**What you should do**
Return the lines below that carry the word "hidden".

**Provided records**
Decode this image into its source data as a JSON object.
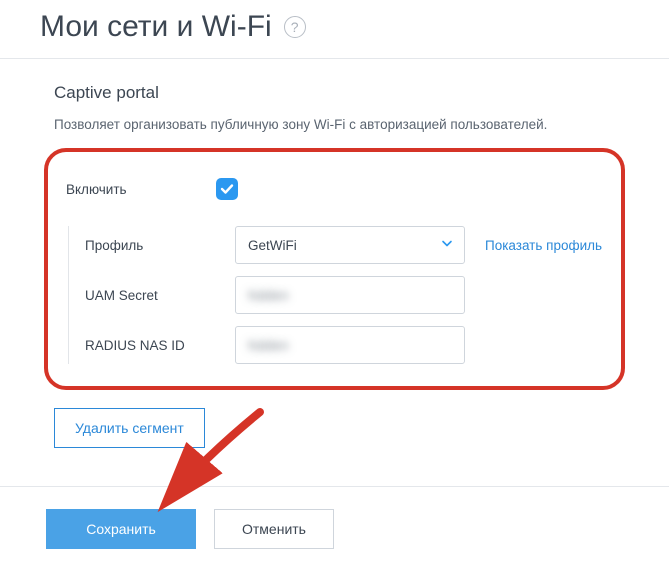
{
  "header": {
    "title": "Мои сети и Wi-Fi"
  },
  "section": {
    "title": "Captive portal",
    "description": "Позволяет организовать публичную зону Wi-Fi с авторизацией пользователей."
  },
  "form": {
    "enable_label": "Включить",
    "enabled": true,
    "profile_label": "Профиль",
    "profile_value": "GetWiFi",
    "show_profile_link": "Показать профиль",
    "uam_secret_label": "UAM Secret",
    "uam_secret_value": "hidden",
    "radius_nas_label": "RADIUS NAS ID",
    "radius_nas_value": "hidden"
  },
  "actions": {
    "delete_segment": "Удалить сегмент",
    "save": "Сохранить",
    "cancel": "Отменить"
  }
}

**Completed exercise**
    "uam_secret_value": "hidden",
    "radius_nas_value": "hidden"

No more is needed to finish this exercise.